Aim of the task: Everything in the entries except the pictures should be copied exactly.

══ Data ══

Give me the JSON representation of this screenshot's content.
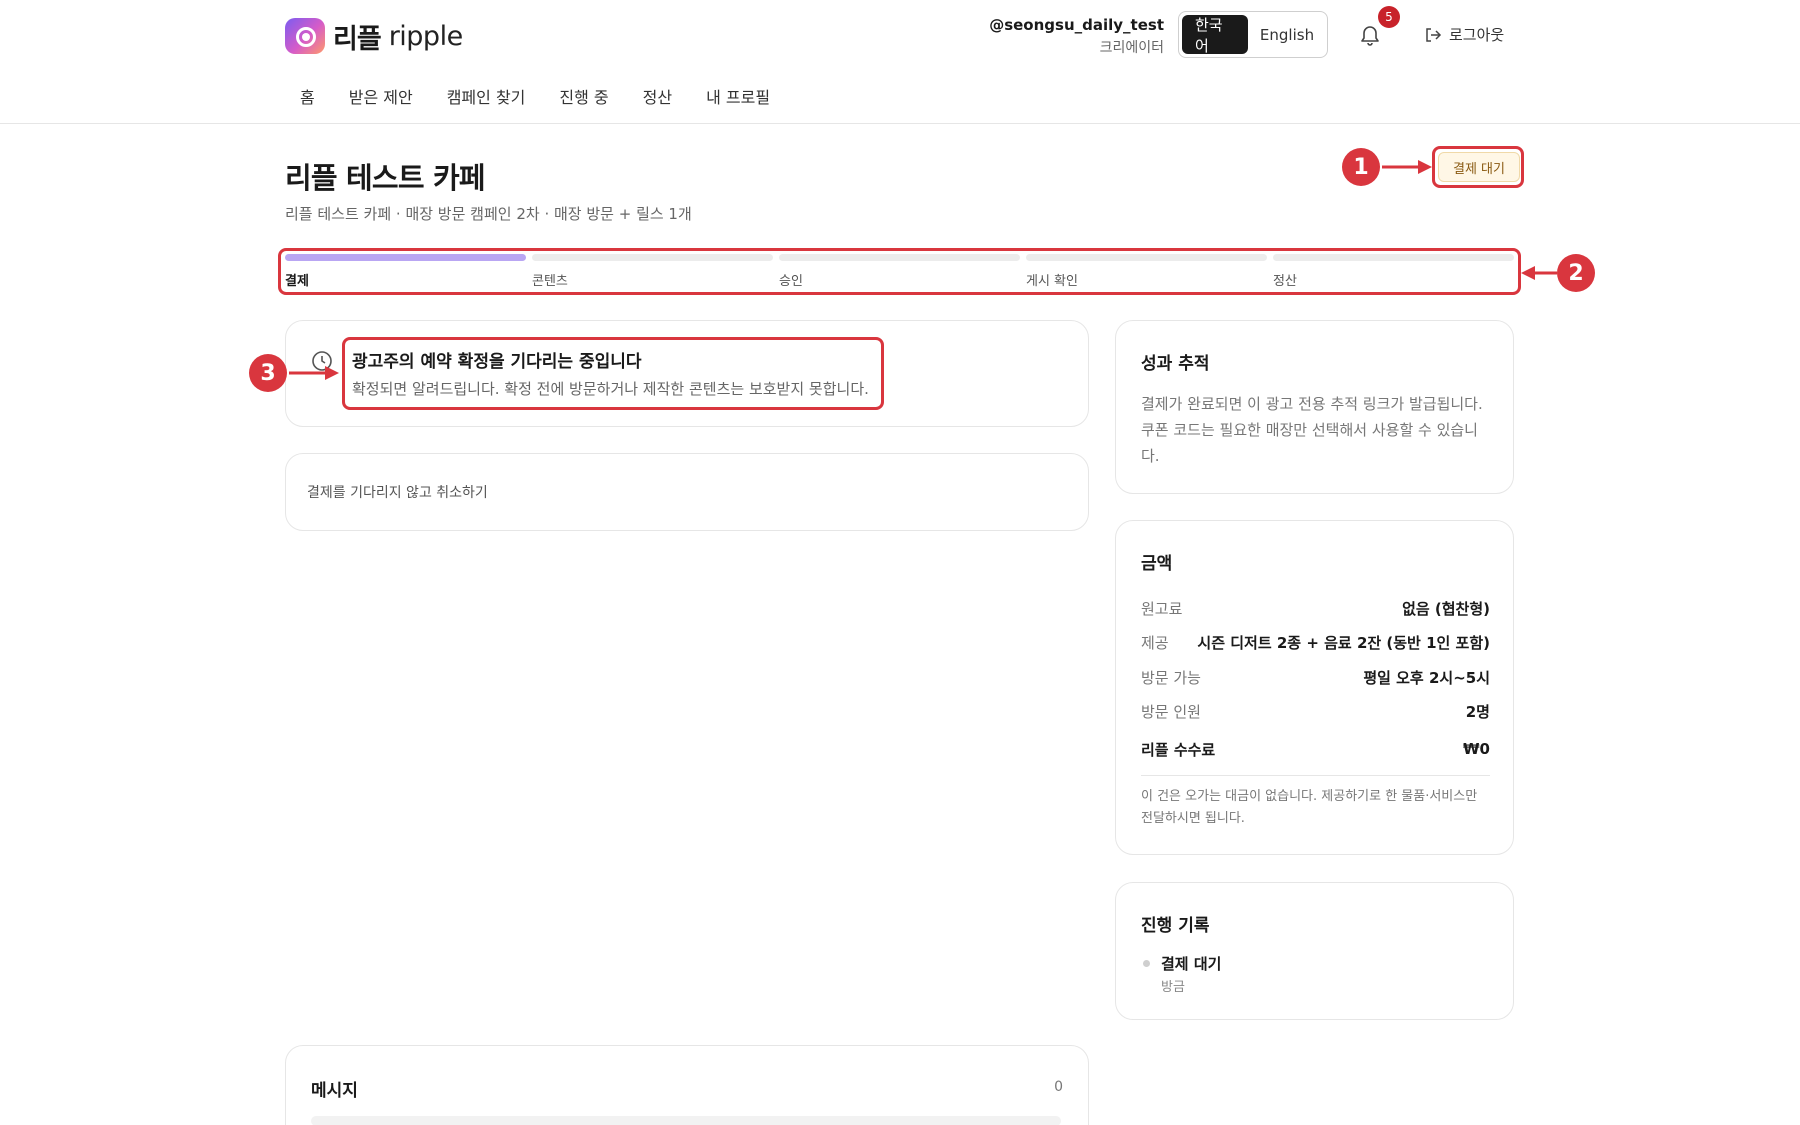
{
  "brand": {
    "name_ko": "리플",
    "name_en": "ripple"
  },
  "user": {
    "handle": "@seongsu_daily_test",
    "role": "크리에이터"
  },
  "language": {
    "active": "한국어",
    "other": "English"
  },
  "notifications": {
    "count": "5"
  },
  "logout_label": "로그아웃",
  "nav": [
    "홈",
    "받은 제안",
    "캠페인 찾기",
    "진행 중",
    "정산",
    "내 프로필"
  ],
  "campaign": {
    "title": "리플 테스트 카페",
    "subtitle": "리플 테스트 카페 · 매장 방문 캠페인 2차 · 매장 방문 + 릴스 1개",
    "status": "결제 대기"
  },
  "progress": {
    "current_step": 0,
    "steps": [
      "결제",
      "콘텐츠",
      "승인",
      "게시 확인",
      "정산"
    ]
  },
  "notice": {
    "title": "광고주의 예약 확정을 기다리는 중입니다",
    "text": "확정되면 알려드립니다. 확정 전에 방문하거나 제작한 콘텐츠는 보호받지 못합니다."
  },
  "cancel_label": "결제를 기다리지 않고 취소하기",
  "tracking": {
    "title": "성과 추적",
    "text": "결제가 완료되면 이 광고 전용 추적 링크가 발급됩니다. 쿠폰 코드는 필요한 매장만 선택해서 사용할 수 있습니다."
  },
  "amount": {
    "title": "금액",
    "rows": [
      {
        "label": "원고료",
        "value": "없음 (협찬형)"
      },
      {
        "label": "제공",
        "value": "시즌 디저트 2종 + 음료 2잔 (동반 1인 포함)"
      },
      {
        "label": "방문 가능",
        "value": "평일 오후 2시~5시"
      },
      {
        "label": "방문 인원",
        "value": "2명"
      }
    ],
    "fee_label": "리플 수수료",
    "fee_value": "₩0",
    "note": "이 건은 오가는 대금이 없습니다. 제공하기로 한 물품·서비스만 전달하시면 됩니다."
  },
  "history": {
    "title": "진행 기록",
    "items": [
      {
        "label": "결제 대기",
        "time": "방금"
      }
    ]
  },
  "messages": {
    "title": "메시지",
    "count": "0"
  },
  "annotations": [
    "1",
    "2",
    "3"
  ],
  "colors": {
    "accent": "#b9a6f3",
    "annotation": "#d9363e",
    "badge": "#c8222a"
  }
}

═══

Answer space:
Give me the JSON representation of this screenshot's content.
{
  "brand": {
    "name_ko": "리플",
    "name_en": "ripple"
  },
  "user": {
    "handle": "@seongsu_daily_test",
    "role": "크리에이터"
  },
  "language": {
    "active": "한국어",
    "other": "English"
  },
  "notifications": {
    "count": "5"
  },
  "logout_label": "로그아웃",
  "nav": [
    "홈",
    "받은 제안",
    "캠페인 찾기",
    "진행 중",
    "정산",
    "내 프로필"
  ],
  "campaign": {
    "title": "리플 테스트 카페",
    "subtitle": "리플 테스트 카페 · 매장 방문 캠페인 2차 · 매장 방문 + 릴스 1개",
    "status": "결제 대기"
  },
  "progress": {
    "current_step": 0,
    "steps": [
      "결제",
      "콘텐츠",
      "승인",
      "게시 확인",
      "정산"
    ]
  },
  "notice": {
    "title": "광고주의 예약 확정을 기다리는 중입니다",
    "text": "확정되면 알려드립니다. 확정 전에 방문하거나 제작한 콘텐츠는 보호받지 못합니다."
  },
  "cancel_label": "결제를 기다리지 않고 취소하기",
  "tracking": {
    "title": "성과 추적",
    "text": "결제가 완료되면 이 광고 전용 추적 링크가 발급됩니다. 쿠폰 코드는 필요한 매장만 선택해서 사용할 수 있습니다."
  },
  "amount": {
    "title": "금액",
    "rows": [
      {
        "label": "원고료",
        "value": "없음 (협찬형)"
      },
      {
        "label": "제공",
        "value": "시즌 디저트 2종 + 음료 2잔 (동반 1인 포함)"
      },
      {
        "label": "방문 가능",
        "value": "평일 오후 2시~5시"
      },
      {
        "label": "방문 인원",
        "value": "2명"
      }
    ],
    "fee_label": "리플 수수료",
    "fee_value": "₩0",
    "note": "이 건은 오가는 대금이 없습니다. 제공하기로 한 물품·서비스만 전달하시면 됩니다."
  },
  "history": {
    "title": "진행 기록",
    "items": [
      {
        "label": "결제 대기",
        "time": "방금"
      }
    ]
  },
  "messages": {
    "title": "메시지",
    "count": "0"
  },
  "annotations": [
    "1",
    "2",
    "3"
  ],
  "colors": {
    "accent": "#b9a6f3",
    "annotation": "#d9363e",
    "badge": "#c8222a"
  }
}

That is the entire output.